The estimated accrued benefit payable at normal retirement age under the 20
prior plan as of the effective date of the amendment. •
The actuarial equivalent lump sum value of the prior plan accrued benefit as of the effective date of the new plan using the assumptions required under Internal Revenue Code section 417(e) (assuming the new plan provides for such distribution if the participant were to cease employment as of the new plan effective date).
If benefits under the amended plan are based on a “cash balance,” the participant’s initial account balance (if any) under the amended plan with a description of how it was determined and the assumptions used to develop the initial account balance.
An estimate of the annuity that would be provided by the initial account balance payable in the normal form of payment (e.g., life annuity, subsidized joint and survivor annuity or a 10-year certain and life form of payment) under the old plan at the old plan normal retirement age using 417(e) assumptions as of the new plan’s effective date. In order for the participant to make an “apples to apples” comparison between the old plan accrued benefit and the annuity that could be provided by the initial account balance, the forms of payment should be the same.
Require Comparisons of Old and New Plans - Employers could be required to provide a more extensive comparison between the benefits under the old and new benefit formulas for those participants who are given a choice between plans at age(s) requested by the participant. Employers could satisfy this requirement by providing their employees with 21

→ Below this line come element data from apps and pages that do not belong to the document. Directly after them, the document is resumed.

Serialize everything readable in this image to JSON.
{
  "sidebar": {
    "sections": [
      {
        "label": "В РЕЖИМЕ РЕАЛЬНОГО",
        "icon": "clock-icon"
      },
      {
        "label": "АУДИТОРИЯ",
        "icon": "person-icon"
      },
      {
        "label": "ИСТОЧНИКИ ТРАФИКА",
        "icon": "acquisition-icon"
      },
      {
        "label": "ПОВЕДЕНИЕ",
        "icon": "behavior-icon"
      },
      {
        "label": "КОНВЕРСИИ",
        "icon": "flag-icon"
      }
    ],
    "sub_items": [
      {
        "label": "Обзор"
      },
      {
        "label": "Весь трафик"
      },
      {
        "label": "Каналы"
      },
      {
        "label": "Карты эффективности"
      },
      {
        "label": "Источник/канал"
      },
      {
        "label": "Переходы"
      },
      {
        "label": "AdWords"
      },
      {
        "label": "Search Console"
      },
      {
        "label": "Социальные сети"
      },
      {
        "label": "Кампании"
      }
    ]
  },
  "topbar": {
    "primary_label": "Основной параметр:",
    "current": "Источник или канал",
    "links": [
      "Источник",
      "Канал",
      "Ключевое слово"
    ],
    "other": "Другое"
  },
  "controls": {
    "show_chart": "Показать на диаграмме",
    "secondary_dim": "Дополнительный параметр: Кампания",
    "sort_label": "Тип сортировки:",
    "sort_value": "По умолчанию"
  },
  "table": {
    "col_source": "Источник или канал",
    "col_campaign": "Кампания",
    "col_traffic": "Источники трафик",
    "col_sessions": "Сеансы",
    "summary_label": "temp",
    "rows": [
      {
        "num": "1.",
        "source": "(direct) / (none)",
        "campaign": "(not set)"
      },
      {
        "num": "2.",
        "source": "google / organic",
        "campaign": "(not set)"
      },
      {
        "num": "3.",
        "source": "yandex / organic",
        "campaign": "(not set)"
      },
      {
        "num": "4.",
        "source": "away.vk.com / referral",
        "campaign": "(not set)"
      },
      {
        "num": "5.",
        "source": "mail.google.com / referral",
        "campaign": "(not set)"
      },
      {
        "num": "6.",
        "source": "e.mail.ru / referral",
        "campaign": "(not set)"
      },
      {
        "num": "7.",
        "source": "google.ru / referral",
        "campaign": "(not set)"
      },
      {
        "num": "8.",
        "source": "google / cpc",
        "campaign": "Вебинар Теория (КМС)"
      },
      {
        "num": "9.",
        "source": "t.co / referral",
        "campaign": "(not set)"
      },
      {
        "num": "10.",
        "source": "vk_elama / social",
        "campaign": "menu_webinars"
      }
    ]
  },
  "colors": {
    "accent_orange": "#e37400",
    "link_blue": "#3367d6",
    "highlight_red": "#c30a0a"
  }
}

computer programs (accessible on their personal computer, at an employer kiosk, or on the web) into which employees would enter their employment history and assumptions for the future (e.g., pay and future yields) and get comparisons between plans. Since imprudent assumptions about future salaries and investment returns can affect employeesâ€™ retirement decisions, Congress may want to delegate the setting of assumptions to IRS regulators and the Actuarial Standards Board.
Summary For many reasons, employers are converting their traditional retirement plans to cash balance plans - a new kind of DB plan, which provides many of the advantages of DB and DC plans, and generally increases benefit accruals to younger employees. However, some employeesâ€™ benefits could be reduced in the transition to cash balance plans (especially middle-aged employees with long service). In many companies this may not be a concern because management is looking out for all these employees and will find ways to offset reductions in benefits through options like supplemental 401(k) plans, transition benefits, etc.
However, pension changes can be confusing to employees, some of whom may not realize that their future accruals may be decreased. This has led to the introduction of legislation that would require greater employer disclosure to their employees and tougher benefit minimums. Before legislation is enacted, it would be beneficial to determine how much compliance would cost, which disclosure method is best at informing participants of what is happening, and the affects on the voluntary pension system.
Thank you again for the opportunity to appear today. The Academy stands ready to assist the committee in any way you feel may be helpful.